One issue that needed to be addressed promptly was the ancient electrical setup. If I plugged in the kettle and toaster at the same time, the main breaker would flip. This required a walk to the hydro pole partway down the laneway where the switch was located. The arrangement was not convenient.
I quickly found a full-time job. Good thing too, as I had hired a gentleman to begin my much-needed renovations. He called me at work one day and asked, “Are you sitting down?” I knew the news couldn’t be good. The septic tank was the original installed decades ago. It was made of bricks with a wooden top. The wood had rotted and caved in, which caused the contents to back up into my basement. By the time I arrived home from work, the contractor had called a plumber with a backhoe who was in the process of digging out the original system and preparing for a new septic tank. Neither of us were happy campers that day.
A few months later, I arrived home from work to discover eleven jack-posts supporting the dining room ceiling. When the back portion of the house was added, the builder had cut-through the wall but never incorporated a support-beam. In other words, the second story had no means of reinforcement. Friends began asking me if I had ever watched the movie The Money Pit.
Fencing was another priority as my plan was to raise beef cattle. With the help of one brother, I purchased a large quantity of century-old split-rails to achieve that “rustic” look. Another brother knew a gentleman with a transport trailer to deliver them. I hired a team of students to build the fence via a “piece-work” agreement that required my watchful eyes. One day I arrived home from work and spotted a spindly post planted at a fence corner. I stopped my truck to chat with the lads. “No, that won’t work. You see, a corner post acts as an anchor-post. You should choose one of the biggest posts.”
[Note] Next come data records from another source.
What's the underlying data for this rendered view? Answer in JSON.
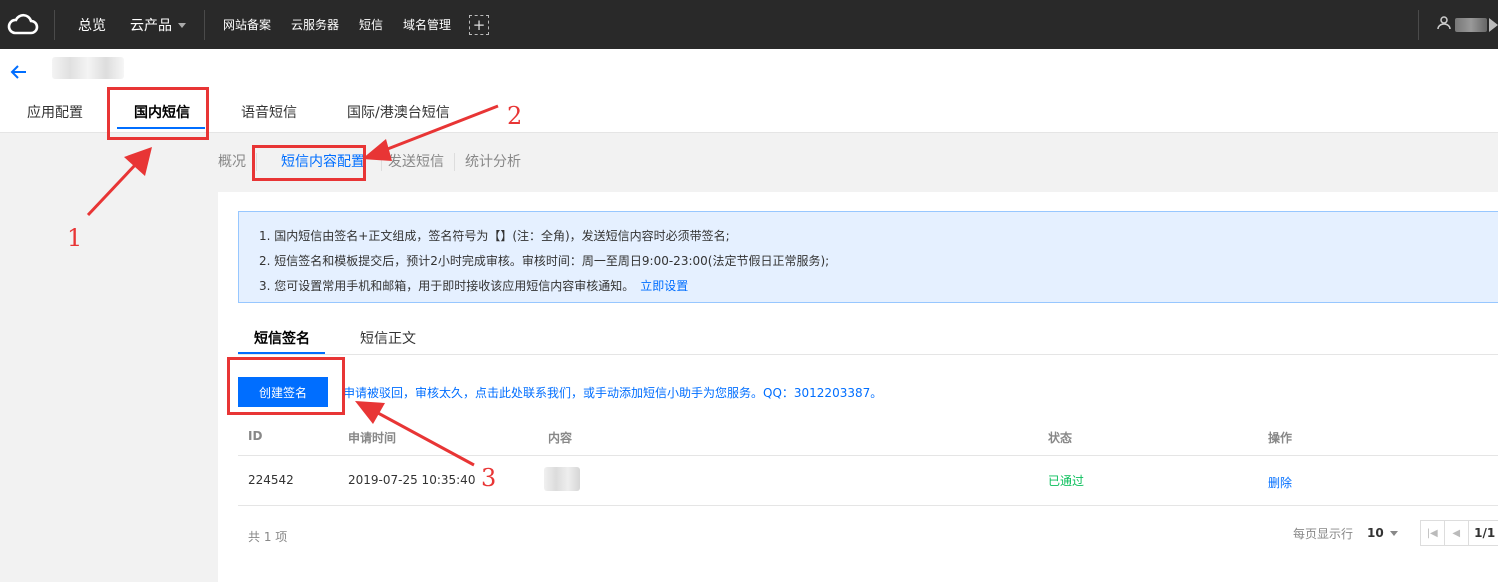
{
  "topnav": {
    "overview": "总览",
    "products": "云产品",
    "links": [
      "网站备案",
      "云服务器",
      "短信",
      "域名管理"
    ],
    "plus": "+"
  },
  "header": {
    "main_tabs": [
      "应用配置",
      "国内短信",
      "语音短信",
      "国际/港澳台短信"
    ]
  },
  "subtabs": [
    "概况",
    "短信内容配置",
    "发送短信",
    "统计分析"
  ],
  "notice": {
    "line1": "1. 国内短信由签名+正文组成，签名符号为【】(注：全角)，发送短信内容时必须带签名;",
    "line2": "2. 短信签名和模板提交后，预计2小时完成审核。审核时间：周一至周日9:00-23:00(法定节假日正常服务);",
    "line3": "3. 您可设置常用手机和邮箱，用于即时接收该应用短信内容审核通知。",
    "line3_link": "立即设置"
  },
  "inner_tabs": [
    "短信签名",
    "短信正文"
  ],
  "create_button": "创建签名",
  "help_text": "申请被驳回，审核太久，点击此处联系我们，或手动添加短信小助手为您服务。QQ：3012203387。",
  "table": {
    "headers": [
      "ID",
      "申请时间",
      "内容",
      "状态",
      "操作"
    ],
    "rows": [
      {
        "id": "224542",
        "time": "2019-07-25 10:35:40",
        "status": "已通过",
        "action": "删除"
      }
    ]
  },
  "footer": {
    "total": "共 1 项",
    "per_page_label": "每页显示行",
    "per_page": "10",
    "page": "1/1"
  },
  "annotations": [
    "1",
    "2",
    "3"
  ],
  "colors": {
    "accent": "#006eff",
    "annotation": "#e83535",
    "success": "#0abf5b"
  }
}
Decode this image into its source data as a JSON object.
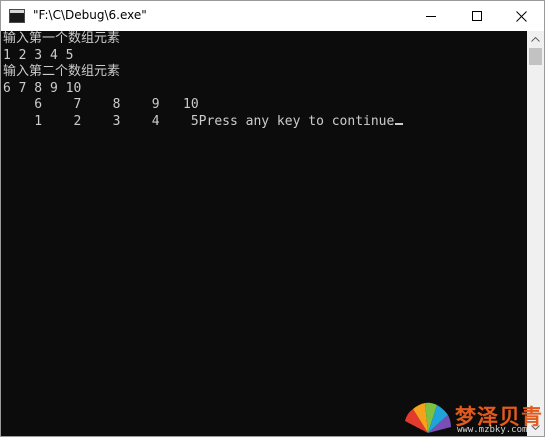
{
  "window": {
    "title": "\"F:\\C\\Debug\\6.exe\""
  },
  "console": {
    "lines": [
      "输入第一个数组元素",
      "1 2 3 4 5",
      "输入第二个数组元素",
      "6 7 8 9 10",
      "    6    7    8    9   10",
      "    1    2    3    4    5Press any key to continue"
    ]
  },
  "watermark": {
    "brand": "梦泽贝青",
    "url": "www.mzbky.com"
  },
  "icons": {
    "app": "console-app-icon",
    "minimize": "minimize-icon",
    "maximize": "maximize-icon",
    "close": "close-icon",
    "scroll_up": "arrow-up-icon",
    "scroll_down": "arrow-down-icon",
    "logo": "fan-logo-icon"
  },
  "colors": {
    "console_bg": "#0c0c0c",
    "console_fg": "#cccccc",
    "brand": "#e25a1c"
  }
}
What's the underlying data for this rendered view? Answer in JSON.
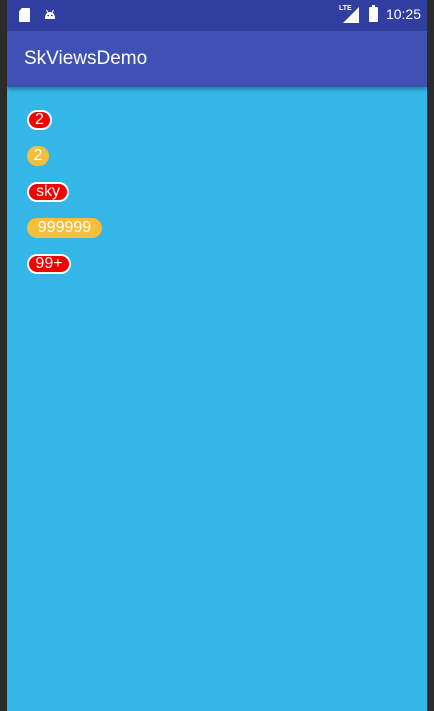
{
  "status_bar": {
    "time": "10:25",
    "network_label": "LTE",
    "left_icons": [
      "sd-card-icon",
      "android-icon"
    ],
    "right_icons": [
      "lte-signal-icon",
      "battery-icon"
    ]
  },
  "app_bar": {
    "title": "SkViewsDemo",
    "background": "#3f51b5"
  },
  "content": {
    "background": "#34b6e6",
    "badges": [
      {
        "text": "2",
        "style": "red"
      },
      {
        "text": "2",
        "style": "yellow"
      },
      {
        "text": "sky",
        "style": "red"
      },
      {
        "text": "999999",
        "style": "yellow"
      },
      {
        "text": "99+",
        "style": "red"
      }
    ]
  },
  "colors": {
    "badge_red": "#f50000",
    "badge_yellow": "#f6be3a",
    "status_bar": "#303f9f"
  }
}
I wanted to raise not only beef cattle, but all my own food and be somewhat self-sufficient. I purchased chickens to raise for meat in addition to laying hens and pigs and I maintained a large vegetable garden. At times I boarded a few of my neighbour’s overflow of Clydesdales.
Since I didn’t own any implements, I hired neighbours to complete any tractor work. This included cutting and baling hay. Once the day was set to bale hay, phone calls went out to my city friends to help bring in the harvest. The project became an annual party because I offered a BBQ supper to celebrate the end of our workday.
Obstacle after hurdle sprang up in my path, yet I lived and blossomed on my farm for seventeen years. Nothing deterred my dream. I thrived on the trials and learned from them. My losses during this time were more than just detours - they were the building blocks to a stronger me. My tears of grieving gave way to joy from my sense of accomplishment.
I learned that life rarely follows the path you envision. There will always be diversions. It’s how you tackle the snags that make the difference. The encouragement from my family and friends gave me strength and I am forever grateful. They were beside me during my grieving and my healing process.
My farm was a lot of work in a physical sense but it served as the therapy I required to heal. One day I knew I was ready to move on to a new opportunity.
The day I left my farm for the last time, I walked down the laneway to gather the mail from my mailbox. The timing coincided with my mail-lady’s daily delivery. She had heard I was moving and wished me well, smiling as she drove off. I smiled too. I left with a feeling of fulfillment and peace, proud of my achievements and ready to accept my next challenge in life.